The Roman Catholic Diocese of Portland had protested a 2021 law removing the statute of limitations on most child sex abuse claims.
A Maine judge has upheld a recently-enacted law that removed the statute of limitations on most child sex abuse claims.
According to The Associated Press, an attorney for more than a dozen plaintiffs who have filed lawsuits since the statute when into effect has praised the decision.
In a statement, attorney Michael Bigos said that the court’s ruling empowers survivors to hold wrongdoers liable for their misconduct.
“Survivors have suffered a lifetime of pain that has affected their relationships at home, at work, and in the world. Now survivors are empowered to face those who allowed such heinous abuse and hold them accountable,” Bigos said.
However, The Associated Press reports that most observers expect that the court’s decision will be appealed.
Perhaps not surprisingly, one of the most vocal critics of the law is the Roman Catholic Church.
Speaking in court, an attorney for the Diocese of Portland said that the 2021 sex abuse law is unconstitutional because it makes retroactive changes and violates the vested rights and due process rights of potential defendants.

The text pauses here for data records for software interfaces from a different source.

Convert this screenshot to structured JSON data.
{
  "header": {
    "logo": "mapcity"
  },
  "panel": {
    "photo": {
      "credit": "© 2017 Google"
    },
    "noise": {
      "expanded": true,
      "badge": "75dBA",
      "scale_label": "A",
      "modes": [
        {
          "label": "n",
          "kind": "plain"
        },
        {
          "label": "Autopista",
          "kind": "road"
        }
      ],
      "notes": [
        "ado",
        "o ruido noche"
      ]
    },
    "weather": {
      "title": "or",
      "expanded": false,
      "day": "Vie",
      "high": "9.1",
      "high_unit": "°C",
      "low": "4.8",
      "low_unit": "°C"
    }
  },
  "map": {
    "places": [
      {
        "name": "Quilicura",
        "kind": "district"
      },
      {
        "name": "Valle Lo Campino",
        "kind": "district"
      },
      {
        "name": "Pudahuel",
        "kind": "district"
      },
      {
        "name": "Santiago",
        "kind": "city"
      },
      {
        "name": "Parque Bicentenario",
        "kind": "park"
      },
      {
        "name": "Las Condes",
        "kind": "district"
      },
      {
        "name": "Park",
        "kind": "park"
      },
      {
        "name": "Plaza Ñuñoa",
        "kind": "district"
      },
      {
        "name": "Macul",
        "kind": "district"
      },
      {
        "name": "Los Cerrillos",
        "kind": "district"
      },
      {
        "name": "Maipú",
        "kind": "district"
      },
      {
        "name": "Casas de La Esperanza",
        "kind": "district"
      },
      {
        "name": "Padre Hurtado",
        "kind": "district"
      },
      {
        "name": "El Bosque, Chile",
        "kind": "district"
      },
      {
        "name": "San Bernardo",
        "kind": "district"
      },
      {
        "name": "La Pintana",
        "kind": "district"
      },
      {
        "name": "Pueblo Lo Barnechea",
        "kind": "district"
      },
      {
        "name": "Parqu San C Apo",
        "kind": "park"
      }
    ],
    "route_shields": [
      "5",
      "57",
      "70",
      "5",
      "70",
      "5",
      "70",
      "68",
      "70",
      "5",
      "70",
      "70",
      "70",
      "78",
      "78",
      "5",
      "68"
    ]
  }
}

“The court agrees that these questions are important, given the number of related cases already docketed with a large number of new cases anticipated,” McKeon wrote.
Still, McKeon said that the Diocese’s attorneys failed to adequately demonstrate how or why vested rights should relate to an expired or revoked statute of limitations.
“None of these cases explain why a vested property right emerges from an expired statute of limitations,” McKeon determined. “Nor do any of them locate vested rights protections in the Maine state Constitution’s due process clause.”
Nevertheless, Maine Justice Thomas McKeon said that vested rights are typically only applicable to property rights—not statutes of limitations—and that the law can apply to institutions as well as individuals accused of perpetrating or enabling abuse.
Maine state Rep. Lori Gramlich, the Old Orchard Beach Democrat who sponsored the law, called McKeon’s ruling “great news for survivors of abuse and everyone who values justice.”
“Many of the survivors coming forward now are telling their stories for the first time after dealing with the aftermath of abuse,” Gramlich said in a statement released on Tuesday. “Today’s decision means they can continue their long-overdue pursuit of justice.”
Despite the ruling, McKeon said that it was a “close case” and that the Catholic Church had raised “serious” constitutional concerns.
Expecting some resistance, McKeon also temporarily paused the sex abuse lawsuits to allow the church’s attorneys time to file an appeal with the state Supreme Judicial Court.
In the meantime, Bigos said that the Diocese of Portland should allow the discovery process to resume, so that it can “share what it knew and when it knew it; disclosing documents and other records that tell the story of how they chose keep abuse a secret, protecting perpetrators and letting them continue to hurt other people.”